Some children may also require surgery. At Boston Children’s, potential surgical interventions include:
- Tongue-lip adhesion (TLA) — This procedure:
- corrects the position of your baby’s tongue by pulling the base of the tongue forward and stitching it to the lower lip
- holds the tongue forward until your child develops a more stable airway with growth
- is reversed when your baby’s cleft palate is repaired, at approximately 9 to 11 months old
- Mandibular distraction osteogenesis (MDO) — This process:
- lengthens the jaw in a forward direction
- pulls the tongue base forward
- relieves the obstruction of the airway
- involves generating new bone by progressively stretching divided segments of the jaw
At Boston Children’s, our dedicated craniofacial nurses will weigh your child and provide frequent follow-ups to make sure you have answers to all your questions. As we monitor your child’s growth and weight gain, our team of doctors and nurses may suggest the following:
- Specialty feeders: The Haberman feeder is the most commonly used bottle for infants with Robin sequence, a cleft palate, or both. In this specially designed bottle, the nipple is separated from the bottle by a one-way valve. It helps your baby feed by rewarding even the weakest suck with formula or breast milk. It also:
- never floods
- reduces wind, vomiting, and colic
- has variable flow settings
- allows to you apply compression to help your baby receive milk
- Nasogastric feeding tube (NG tube): This is a flexible tube made of rubber that is passed through your baby’s nose and into the stomach. NG tubes are utilized as a temporary solution (weeks to months) to ensure weight gain.
- Gastrostomy feeding tube (G-tube): A feeding tube that is inserted directly into the stomach to provide nutrition. This tube is surgically placed and is used as a long-term solution (six months to years).
Cleft palate repair
Your child’s cleft palate will be treated when he or she is 9 to 11 months old. Boston Children’s provides one of the largest cleft lip and palate programs of its kind. Our combination of specialized training, innovative treatments, and compassionate, family centered care has made us a national leader in the field.

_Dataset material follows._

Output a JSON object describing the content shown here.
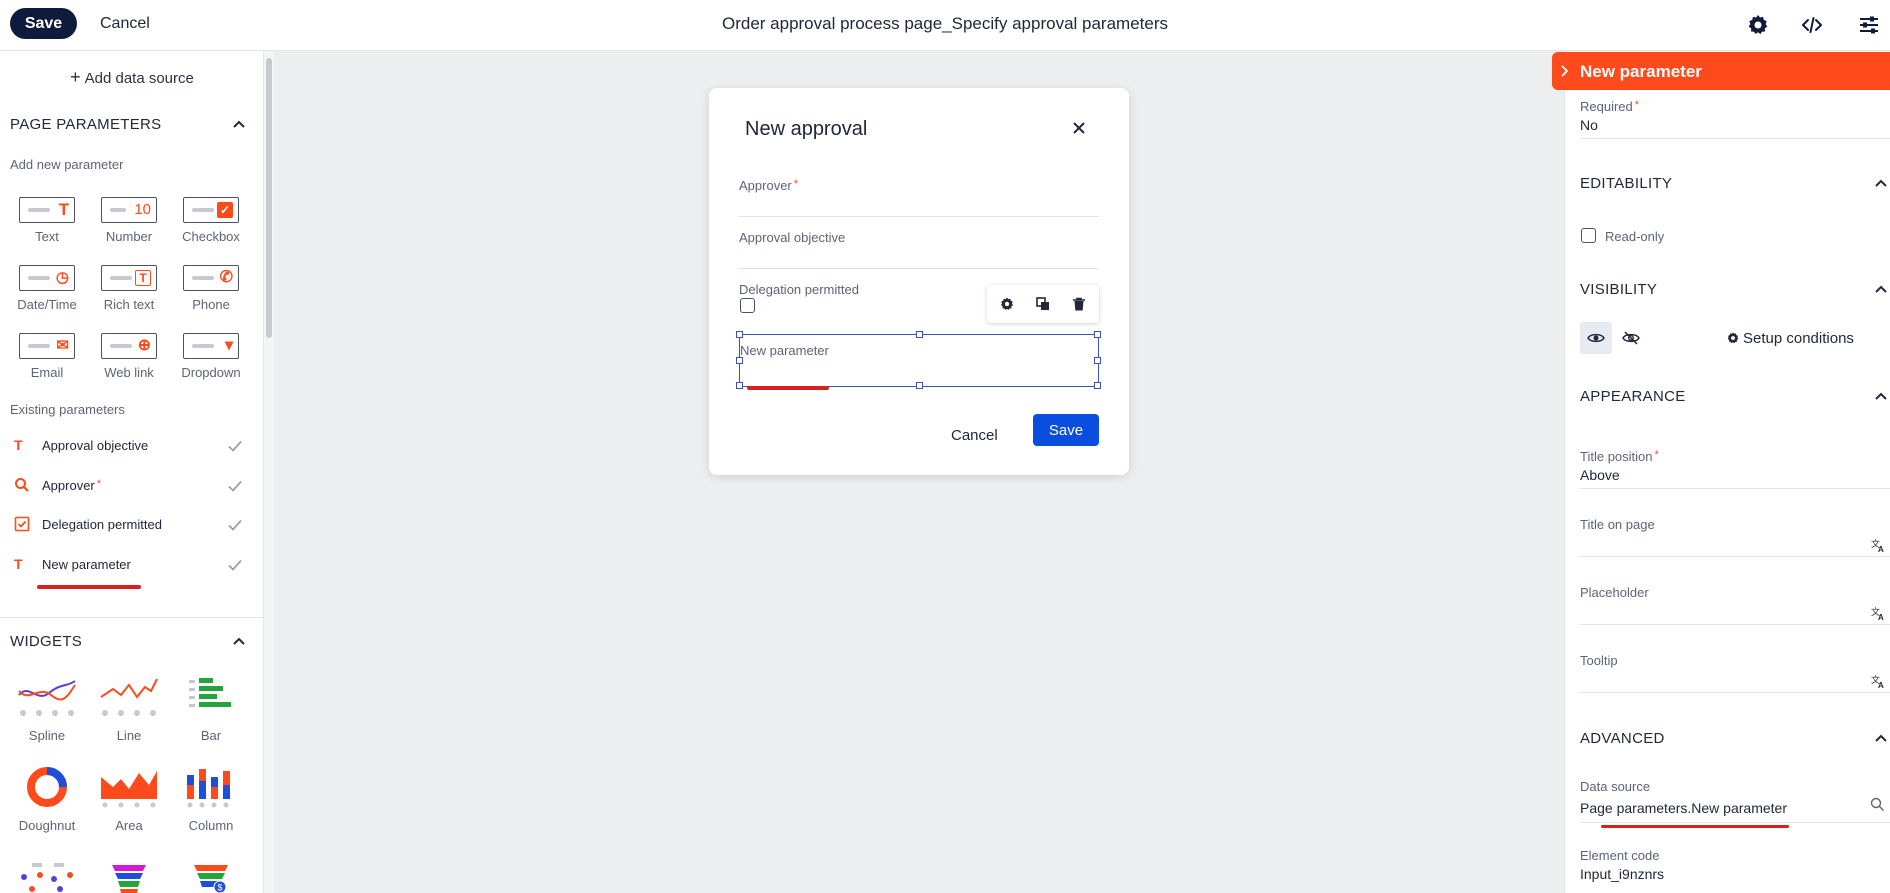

This program can provide your child and family with:
- highly advanced surgical cleft palate repair
- dental and orthodontic treatment

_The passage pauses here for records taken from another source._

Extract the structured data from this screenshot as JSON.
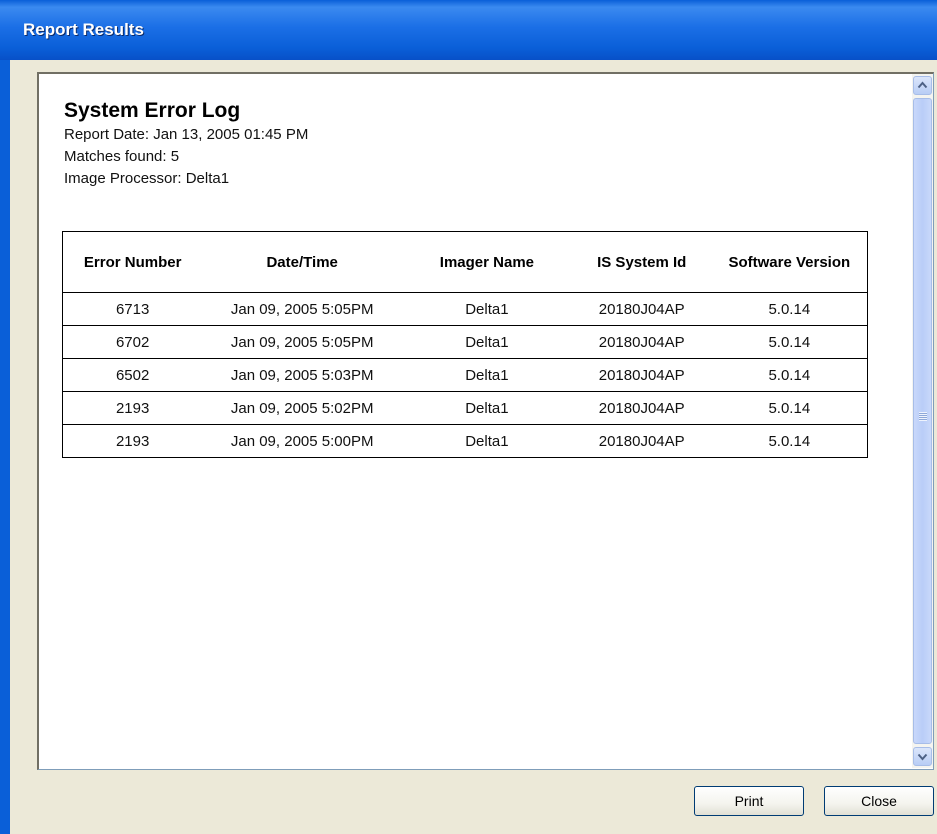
{
  "window": {
    "title": "Report Results"
  },
  "report": {
    "title": "System Error Log",
    "report_date": "Report Date: Jan 13, 2005 01:45 PM",
    "matches": "Matches found: 5",
    "image_processor": "Image Processor: Delta1"
  },
  "table": {
    "headers": [
      "Error Number",
      "Date/Time",
      "Imager Name",
      "IS System Id",
      "Software Version"
    ],
    "rows": [
      [
        "6713",
        "Jan 09, 2005 5:05PM",
        "Delta1",
        "20180J04AP",
        "5.0.14"
      ],
      [
        "6702",
        "Jan 09, 2005 5:05PM",
        "Delta1",
        "20180J04AP",
        "5.0.14"
      ],
      [
        "6502",
        "Jan 09, 2005 5:03PM",
        "Delta1",
        "20180J04AP",
        "5.0.14"
      ],
      [
        "2193",
        "Jan 09, 2005 5:02PM",
        "Delta1",
        "20180J04AP",
        "5.0.14"
      ],
      [
        "2193",
        "Jan 09, 2005 5:00PM",
        "Delta1",
        "20180J04AP",
        "5.0.14"
      ]
    ]
  },
  "buttons": {
    "print": "Print",
    "close": "Close"
  },
  "icons": {
    "scroll_up": "chevron-up-icon",
    "scroll_down": "chevron-down-icon",
    "thumb_grip": "grip-icon"
  },
  "colors": {
    "title_bar": "#0a5fd8",
    "dialog_bg": "#ece9d8",
    "scroll_thumb": "#b9cdf8"
  }
}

- feeding guidance and nutritional support
- evaluation and management of hearing loss
- speech therapy
- psychosocial support and counseling
The type of treatment depends on the extent of the cleft and may include:
- Dentofacial orthopedics: Repairs of the face and jaw that may require appliances in upper jaw to widen the palate or headgear to correct an underbite.
- corrective surgery and follow-up surgery to make additional corrections.
How we care for Robin sequence
The Craniofacial Program at Boston Children's Hospital offers advanced procedures to correct the defects associated with Robin sequence, including cleft palate repair. Our team includes some of the world's most experienced neurosurgeons, plastic surgeons, oral and maxillofacial (jaw) specialists, dentistry professionals, psychologists, and social workers; all working together to address the many needs of your child and your entire family. We will develop a customized treatment plan that meets all of your child's needs and involves you and your family at every step of the treatment.
Download the Robin sequence brochure to learn more about the condition and our approach to care.
Make an appointment
For families residing outside of the United States, please call Boston Children's Global Services at +1-617-355-5209.